|Post town:||Potters Bar|
The village is part of the London commuter belt. Cuffley railway station provides a commuter service to Moorgate station and connects to King's Cross in the evenings and at weekends.
The Church of England parish church is St Andrew’s Church now stands. This is a modern church, built in 1965, which replaced the ‘tin church’ built next to the old village green in 1911.
- Church of England: St Andrews
- Baptist: Life Church (formerly Cuffley Free Church) It has founded a daughter church in Potters Bar.
- Roman Catholic
The railway had an important impact on the development of the village. Cuffley was reached by the Great Northern Railway in 1910, as part of the plan to create the Hertford Loop Line, as a strategic alternative to the main line out of Kings Cross to the North, by extending the line from Enfield Chase.
The early history of Cuffley is recounted by one of its residents, Molly Hughes, in her autobiographical book "A London Family Between the Wars."
On 3 September, 1916 the German airship SL-11 was shot down and crashed in Cuffley during an aerial bombardment intended for London. This incident is commemorated by a Memorial on East Ridgeway to Lieutenant W Leefe Robinson, the pilot who shot the airship down. He was awarded the Victoria Cross. There is also a model of the airship in the village hall. Contrary to many reports of the incident, the SL-11 airship was not a Zeppelin but an army Schütte-Lanz airship. Regardless, the local football team is still nicknamed 'The Zeps' after this event.

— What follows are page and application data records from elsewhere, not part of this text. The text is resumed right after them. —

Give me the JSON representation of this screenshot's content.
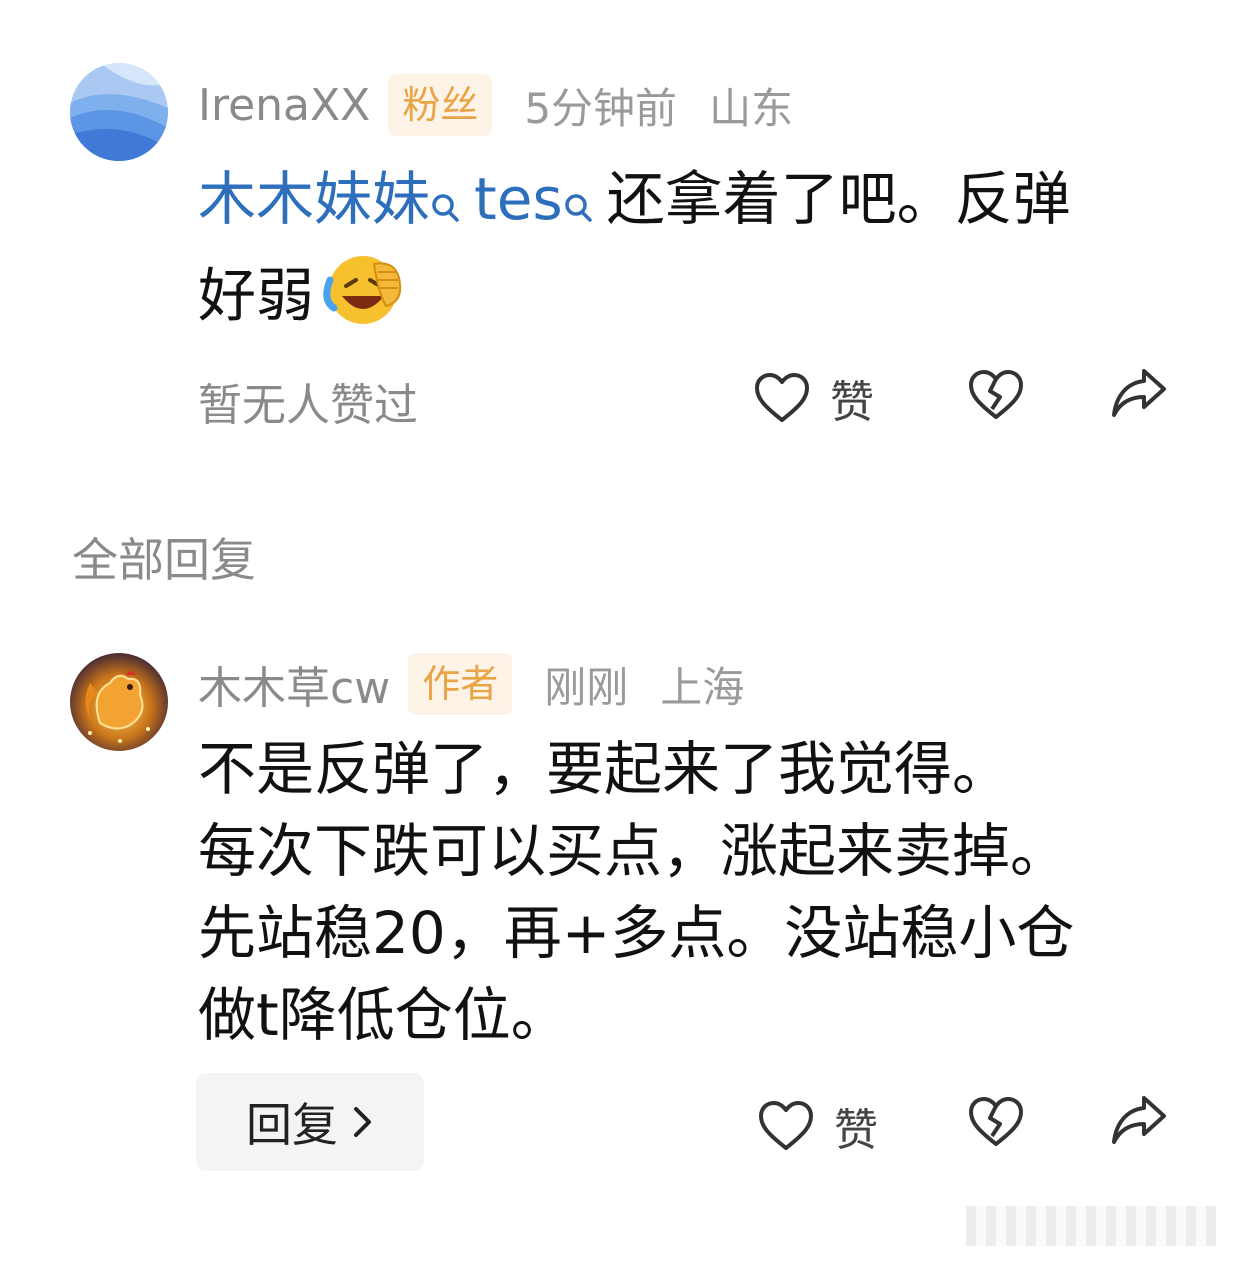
{
  "comment1": {
    "username": "IrenaXX",
    "badge": "粉丝",
    "time": "5分钟前",
    "location": "山东",
    "mention1": "木木妹妹",
    "mention2": "tes",
    "text_line1_rest": "还拿着了吧。反弹",
    "text_line2": "好弱",
    "emoji_icon": "laughing-tears-emoji-icon",
    "likes_status": "暂无人赞过",
    "like_label": "赞"
  },
  "section": {
    "title": "全部回复"
  },
  "comment2": {
    "username": "木木草cw",
    "badge": "作者",
    "time": "刚刚",
    "location": "上海",
    "text_lines": [
      "不是反弹了，要起来了我觉得。",
      "每次下跌可以买点，涨起来卖掉。",
      "先站稳20，再+多点。没站稳小仓",
      "做t降低仓位。"
    ],
    "reply_label": "回复",
    "like_label": "赞"
  },
  "colors": {
    "mention": "#2d6fbd",
    "badge_text": "#e8a447",
    "badge_bg": "#fdf3e6",
    "muted": "#8a8a8a"
  }
}
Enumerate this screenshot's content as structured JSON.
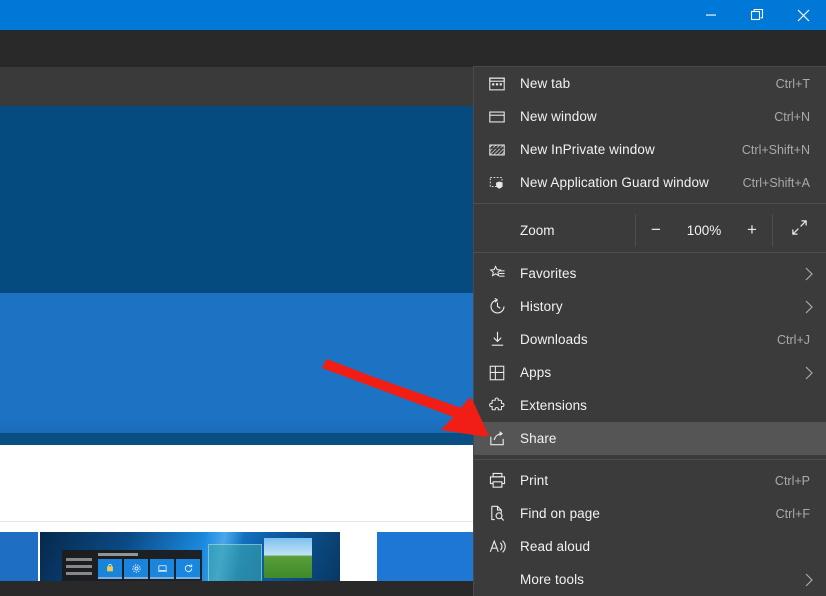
{
  "window": {
    "minimize_label": "Minimize",
    "restore_label": "Restore",
    "close_label": "Close"
  },
  "toolbar": {
    "favorites_star": "favorites-star",
    "feedback": "feedback-smiley",
    "settings_and_more": "..."
  },
  "menu": {
    "items": [
      {
        "label": "New tab",
        "accel": "Ctrl+T",
        "icon": "new-tab-icon",
        "chevron": false,
        "hovered": false
      },
      {
        "label": "New window",
        "accel": "Ctrl+N",
        "icon": "new-window-icon",
        "chevron": false,
        "hovered": false
      },
      {
        "label": "New InPrivate window",
        "accel": "Ctrl+Shift+N",
        "icon": "inprivate-icon",
        "chevron": false,
        "hovered": false
      },
      {
        "label": "New Application Guard window",
        "accel": "Ctrl+Shift+A",
        "icon": "application-guard-icon",
        "chevron": false,
        "hovered": false
      },
      {
        "label": "Favorites",
        "accel": "",
        "icon": "favorites-icon",
        "chevron": true,
        "hovered": false
      },
      {
        "label": "History",
        "accel": "",
        "icon": "history-icon",
        "chevron": true,
        "hovered": false
      },
      {
        "label": "Downloads",
        "accel": "Ctrl+J",
        "icon": "downloads-icon",
        "chevron": false,
        "hovered": false
      },
      {
        "label": "Apps",
        "accel": "",
        "icon": "apps-icon",
        "chevron": true,
        "hovered": false
      },
      {
        "label": "Extensions",
        "accel": "",
        "icon": "extensions-icon",
        "chevron": false,
        "hovered": false
      },
      {
        "label": "Share",
        "accel": "",
        "icon": "share-icon",
        "chevron": false,
        "hovered": true
      },
      {
        "label": "Print",
        "accel": "Ctrl+P",
        "icon": "print-icon",
        "chevron": false,
        "hovered": false
      },
      {
        "label": "Find on page",
        "accel": "Ctrl+F",
        "icon": "find-on-page-icon",
        "chevron": false,
        "hovered": false
      },
      {
        "label": "Read aloud",
        "accel": "",
        "icon": "read-aloud-icon",
        "chevron": false,
        "hovered": false
      },
      {
        "label": "More tools",
        "accel": "",
        "icon": "",
        "chevron": true,
        "hovered": false
      }
    ],
    "zoom": {
      "label": "Zoom",
      "value": "100%",
      "minus_label": "−",
      "plus_label": "+",
      "fullscreen_icon": "fullscreen-icon"
    }
  },
  "annotation": {
    "arrow_color": "#F01E14",
    "arrow_target": "Share"
  },
  "colors": {
    "titlebar": "#0078D7",
    "toolbar": "#3A3A3A",
    "tabstrip": "#292929",
    "menu_bg": "#3B3B3B",
    "menu_hover": "#555555",
    "hero_dark": "#064B80",
    "hero_band": "#1C73C4",
    "accent_star": "#6BB9F0"
  }
}
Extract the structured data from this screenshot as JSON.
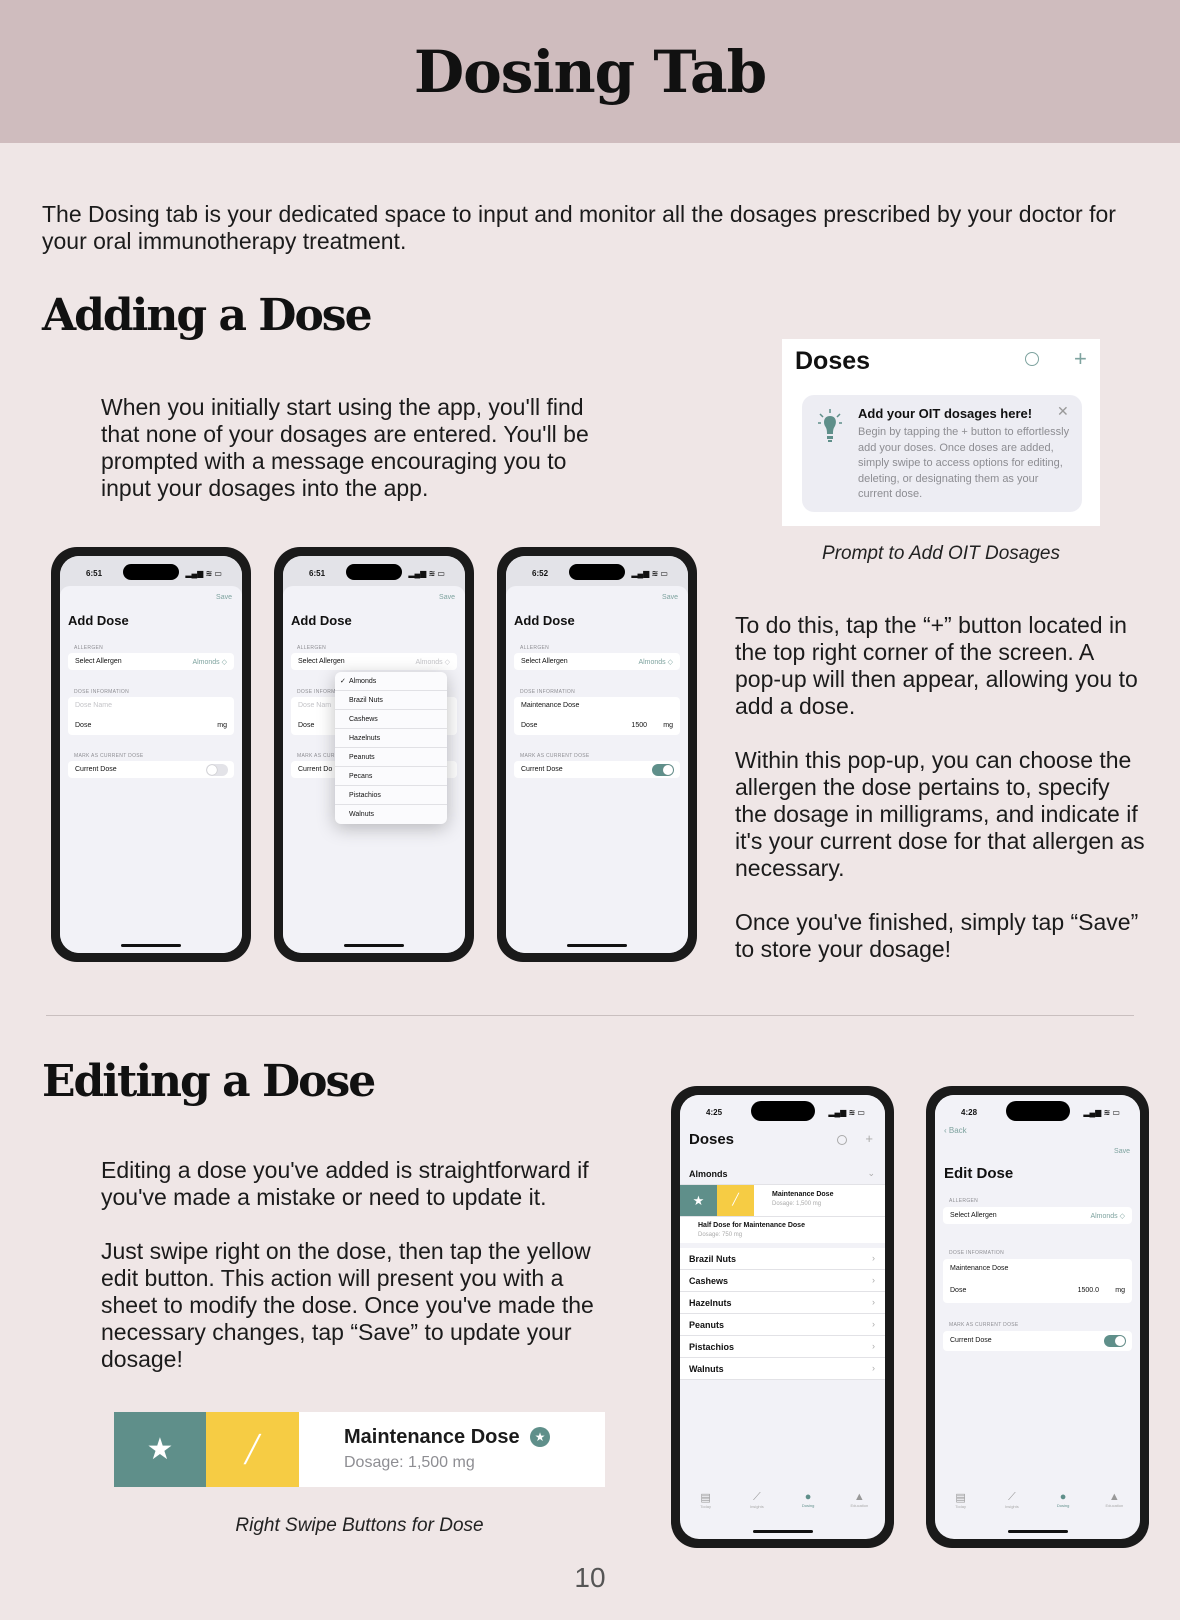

In 1939, the Scout Association purchased part of the Tolmers Park Estate that lies within the Parish of Cuffley. Tolmers Scout Camp, was opened on Whit Saturday 1940 by Lord Wigram. Today, Tolmers hosts thousands of young people annually from all over the UK and across Europe; not only Scouts and Guides but schools and youth groups as well.
| ("Wikimedia Commons" has material|
- The Scout Magazine: June 1940 issue p.162